#### ACTIVITY
Line by line, copy the records below exactly and leave the pictures out.
── THE INPUT
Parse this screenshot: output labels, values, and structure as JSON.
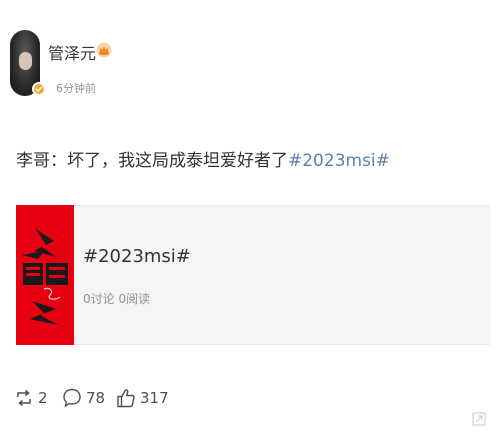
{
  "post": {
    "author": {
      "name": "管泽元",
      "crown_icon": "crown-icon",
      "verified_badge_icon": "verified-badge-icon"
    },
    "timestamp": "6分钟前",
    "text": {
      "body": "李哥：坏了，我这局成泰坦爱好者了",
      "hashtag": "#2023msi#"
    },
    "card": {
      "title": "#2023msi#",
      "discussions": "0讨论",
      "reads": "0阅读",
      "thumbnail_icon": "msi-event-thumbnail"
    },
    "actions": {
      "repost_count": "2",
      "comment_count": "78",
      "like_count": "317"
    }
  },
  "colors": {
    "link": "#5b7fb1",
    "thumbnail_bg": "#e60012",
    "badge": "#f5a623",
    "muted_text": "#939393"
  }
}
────
#### ANSWER SECTION
Parse this screenshot: output labels, values, and structure as JSON.
{
  "post": {
    "author": {
      "name": "管泽元",
      "crown_icon": "crown-icon",
      "verified_badge_icon": "verified-badge-icon"
    },
    "timestamp": "6分钟前",
    "text": {
      "body": "李哥：坏了，我这局成泰坦爱好者了",
      "hashtag": "#2023msi#"
    },
    "card": {
      "title": "#2023msi#",
      "discussions": "0讨论",
      "reads": "0阅读",
      "thumbnail_icon": "msi-event-thumbnail"
    },
    "actions": {
      "repost_count": "2",
      "comment_count": "78",
      "like_count": "317"
    }
  },
  "colors": {
    "link": "#5b7fb1",
    "thumbnail_bg": "#e60012",
    "badge": "#f5a623",
    "muted_text": "#939393"
  }
}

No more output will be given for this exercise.